He’s protective and loyal and has an innate sense of justice, though sometimes his justice is not the same as everyone else’s. For instance, he himself can pound on his little brother, but if anybody else tries to, they’re in serious trouble.
He loves to pretend. He wants to be superman. He wants to be Optimus Prime. He wants to be Goliath, or Batman or a combination of several things which makes for interesting costumes. But he’s also bossy (yes, I know it’s from me) which means pretending usually goes like this. “Okay, you’re Bulkhead and I’m Optimus Prime and now you say, ‘Optimus I need you to help me get my wrecking ball unstuck’ and now I say this….” You don’t really have a choice in the matter.
He loves his siblings. Chris has an older sister who looks after him, but he loves to look after Alex in turn. He has such a strong and one-of-a-kind personality that it’s hard to imagine him getting stuck with a “middle child” complex.
Yes, it’s hard to do him justice in a mere blog post, but I felt I had to try. He’s come so far in a year in areas such as keeping his fists to himself (okay, I’m kind of joking about that one…), helping without being asked–in fact, being eager to help, becoming a leader at times among his friends, instead of just being the odd man out (something German helped with) and having a little more patience.
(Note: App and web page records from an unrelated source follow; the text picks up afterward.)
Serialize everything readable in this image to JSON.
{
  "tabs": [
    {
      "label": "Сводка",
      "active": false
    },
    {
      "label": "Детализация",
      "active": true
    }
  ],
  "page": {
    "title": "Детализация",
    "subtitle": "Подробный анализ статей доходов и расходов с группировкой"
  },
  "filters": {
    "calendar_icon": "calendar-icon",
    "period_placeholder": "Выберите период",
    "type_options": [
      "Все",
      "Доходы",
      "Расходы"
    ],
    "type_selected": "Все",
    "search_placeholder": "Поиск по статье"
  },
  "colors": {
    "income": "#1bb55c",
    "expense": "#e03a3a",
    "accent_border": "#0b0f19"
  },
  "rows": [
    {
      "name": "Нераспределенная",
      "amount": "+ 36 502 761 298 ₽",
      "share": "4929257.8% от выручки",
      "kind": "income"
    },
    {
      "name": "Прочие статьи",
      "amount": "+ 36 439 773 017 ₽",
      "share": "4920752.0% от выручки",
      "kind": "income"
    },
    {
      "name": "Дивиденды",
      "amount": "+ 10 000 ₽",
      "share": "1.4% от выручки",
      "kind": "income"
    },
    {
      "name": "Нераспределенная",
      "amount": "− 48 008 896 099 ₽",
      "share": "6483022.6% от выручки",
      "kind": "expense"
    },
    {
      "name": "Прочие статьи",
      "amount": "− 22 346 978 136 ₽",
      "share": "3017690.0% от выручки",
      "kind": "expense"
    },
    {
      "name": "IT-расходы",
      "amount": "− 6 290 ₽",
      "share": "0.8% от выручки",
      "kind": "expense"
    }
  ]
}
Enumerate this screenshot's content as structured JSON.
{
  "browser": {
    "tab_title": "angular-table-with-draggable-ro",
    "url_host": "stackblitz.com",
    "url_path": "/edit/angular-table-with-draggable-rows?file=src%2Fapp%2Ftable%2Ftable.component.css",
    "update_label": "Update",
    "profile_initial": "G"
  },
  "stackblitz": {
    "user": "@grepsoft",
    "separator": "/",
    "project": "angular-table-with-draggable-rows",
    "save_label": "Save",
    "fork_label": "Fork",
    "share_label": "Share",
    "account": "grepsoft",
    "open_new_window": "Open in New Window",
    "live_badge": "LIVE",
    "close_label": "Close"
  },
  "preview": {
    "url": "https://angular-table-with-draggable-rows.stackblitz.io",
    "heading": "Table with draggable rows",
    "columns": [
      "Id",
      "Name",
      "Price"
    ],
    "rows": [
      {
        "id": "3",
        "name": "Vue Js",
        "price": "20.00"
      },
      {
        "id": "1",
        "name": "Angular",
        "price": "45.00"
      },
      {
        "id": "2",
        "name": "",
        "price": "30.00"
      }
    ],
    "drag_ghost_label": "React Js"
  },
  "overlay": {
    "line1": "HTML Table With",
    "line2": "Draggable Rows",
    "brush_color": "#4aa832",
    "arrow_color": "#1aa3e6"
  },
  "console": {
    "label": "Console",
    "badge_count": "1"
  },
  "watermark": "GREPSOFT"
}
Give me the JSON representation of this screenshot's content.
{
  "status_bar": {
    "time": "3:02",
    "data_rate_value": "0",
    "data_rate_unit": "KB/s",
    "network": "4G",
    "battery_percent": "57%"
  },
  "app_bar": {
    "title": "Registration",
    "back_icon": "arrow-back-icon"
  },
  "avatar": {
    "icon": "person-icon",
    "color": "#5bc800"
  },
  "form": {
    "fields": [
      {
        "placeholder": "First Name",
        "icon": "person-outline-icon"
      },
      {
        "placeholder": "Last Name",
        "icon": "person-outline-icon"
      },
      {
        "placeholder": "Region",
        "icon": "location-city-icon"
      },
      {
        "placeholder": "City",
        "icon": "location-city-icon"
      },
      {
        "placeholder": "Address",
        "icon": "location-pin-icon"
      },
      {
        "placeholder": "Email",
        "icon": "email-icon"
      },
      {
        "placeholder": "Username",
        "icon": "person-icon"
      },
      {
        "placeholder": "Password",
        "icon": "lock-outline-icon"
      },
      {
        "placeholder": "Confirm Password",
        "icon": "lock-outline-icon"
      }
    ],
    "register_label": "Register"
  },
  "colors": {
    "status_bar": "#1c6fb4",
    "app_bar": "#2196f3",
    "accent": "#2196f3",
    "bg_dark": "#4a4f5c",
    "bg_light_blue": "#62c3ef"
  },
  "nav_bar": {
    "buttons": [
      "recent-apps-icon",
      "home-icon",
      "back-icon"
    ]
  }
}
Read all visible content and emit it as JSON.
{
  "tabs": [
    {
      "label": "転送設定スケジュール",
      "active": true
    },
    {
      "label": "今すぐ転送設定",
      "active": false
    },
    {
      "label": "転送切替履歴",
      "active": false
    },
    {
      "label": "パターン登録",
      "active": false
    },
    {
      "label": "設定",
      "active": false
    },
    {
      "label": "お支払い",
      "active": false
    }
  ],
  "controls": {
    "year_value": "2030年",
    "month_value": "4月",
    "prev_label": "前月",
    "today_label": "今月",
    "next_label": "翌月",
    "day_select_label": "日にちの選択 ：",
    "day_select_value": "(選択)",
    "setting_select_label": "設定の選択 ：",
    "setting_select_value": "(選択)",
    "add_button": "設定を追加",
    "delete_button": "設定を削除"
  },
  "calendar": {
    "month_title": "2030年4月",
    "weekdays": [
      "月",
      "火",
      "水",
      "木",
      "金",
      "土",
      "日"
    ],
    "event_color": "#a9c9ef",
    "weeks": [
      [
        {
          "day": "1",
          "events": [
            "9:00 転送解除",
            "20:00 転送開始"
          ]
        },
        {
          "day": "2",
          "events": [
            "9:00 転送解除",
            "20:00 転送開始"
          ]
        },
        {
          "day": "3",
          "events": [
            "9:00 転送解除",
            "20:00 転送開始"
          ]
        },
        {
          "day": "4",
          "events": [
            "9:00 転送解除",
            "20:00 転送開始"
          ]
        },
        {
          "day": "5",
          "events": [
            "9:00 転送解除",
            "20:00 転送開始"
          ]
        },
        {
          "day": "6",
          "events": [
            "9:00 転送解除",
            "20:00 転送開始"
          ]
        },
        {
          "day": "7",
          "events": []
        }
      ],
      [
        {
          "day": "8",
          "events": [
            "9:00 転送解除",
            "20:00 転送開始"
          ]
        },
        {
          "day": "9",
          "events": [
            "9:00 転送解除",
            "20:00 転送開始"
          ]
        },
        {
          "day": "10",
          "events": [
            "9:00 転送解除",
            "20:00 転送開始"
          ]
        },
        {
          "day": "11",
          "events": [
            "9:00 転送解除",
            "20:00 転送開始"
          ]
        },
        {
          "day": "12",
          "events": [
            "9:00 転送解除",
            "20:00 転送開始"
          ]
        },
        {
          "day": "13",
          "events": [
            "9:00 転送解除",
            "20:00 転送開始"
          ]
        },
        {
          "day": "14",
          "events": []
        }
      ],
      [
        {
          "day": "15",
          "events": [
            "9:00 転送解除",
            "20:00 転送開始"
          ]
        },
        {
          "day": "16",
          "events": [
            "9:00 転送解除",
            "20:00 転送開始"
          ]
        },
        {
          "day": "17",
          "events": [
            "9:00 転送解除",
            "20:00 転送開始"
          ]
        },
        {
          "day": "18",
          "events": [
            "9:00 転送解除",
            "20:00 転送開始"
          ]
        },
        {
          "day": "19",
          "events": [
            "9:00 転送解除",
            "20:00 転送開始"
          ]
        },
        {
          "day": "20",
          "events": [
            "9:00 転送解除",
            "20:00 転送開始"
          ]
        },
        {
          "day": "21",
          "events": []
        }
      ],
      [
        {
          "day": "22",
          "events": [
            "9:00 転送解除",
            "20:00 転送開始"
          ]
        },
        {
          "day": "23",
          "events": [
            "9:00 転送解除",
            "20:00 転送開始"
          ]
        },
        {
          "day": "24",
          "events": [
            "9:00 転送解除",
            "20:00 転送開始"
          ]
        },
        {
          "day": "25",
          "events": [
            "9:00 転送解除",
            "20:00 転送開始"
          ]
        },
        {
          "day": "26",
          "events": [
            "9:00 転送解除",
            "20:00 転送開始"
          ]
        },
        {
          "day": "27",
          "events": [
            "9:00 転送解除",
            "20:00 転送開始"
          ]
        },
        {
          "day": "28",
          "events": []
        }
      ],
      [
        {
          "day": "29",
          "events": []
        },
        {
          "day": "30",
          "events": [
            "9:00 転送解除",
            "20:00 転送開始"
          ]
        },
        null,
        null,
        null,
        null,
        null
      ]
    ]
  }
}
I won’t say he’s gotten quieter or that he’s grasped the concept of an “inside voice” because that’s just not true. All in good time. Maybe.
At the party I saw all of this come together in a culture all his own that I never experienced as a kid. He greeted his guests either in German or English according to what they spoke and was eager to give them their gift (we give gifts at our birthdays, like the hobbits 🙂 ) which was a mini-transformer. I heard him switching from German to English with no problem as he helped them figure out how to transform their robot in record time and then it was off to play. Though I jokingly set out the tylenol, the party went without incident except for Robin Hood’s sword getting broken (all kids came in costume according to Chris’ wishes) and only one kid getting injured (though how or why I never found out). They even did well making their own pizzas (with Chris giving instructions, of course) and sitting patiently at the table to eat and wait for cake. Only one other mom was there with me, but it turns out I didn’t need the tylenol after all. My little angel! 🙂
Happy birthday, my son, and may you bear Christ in your heart for as long as you bear it in your name.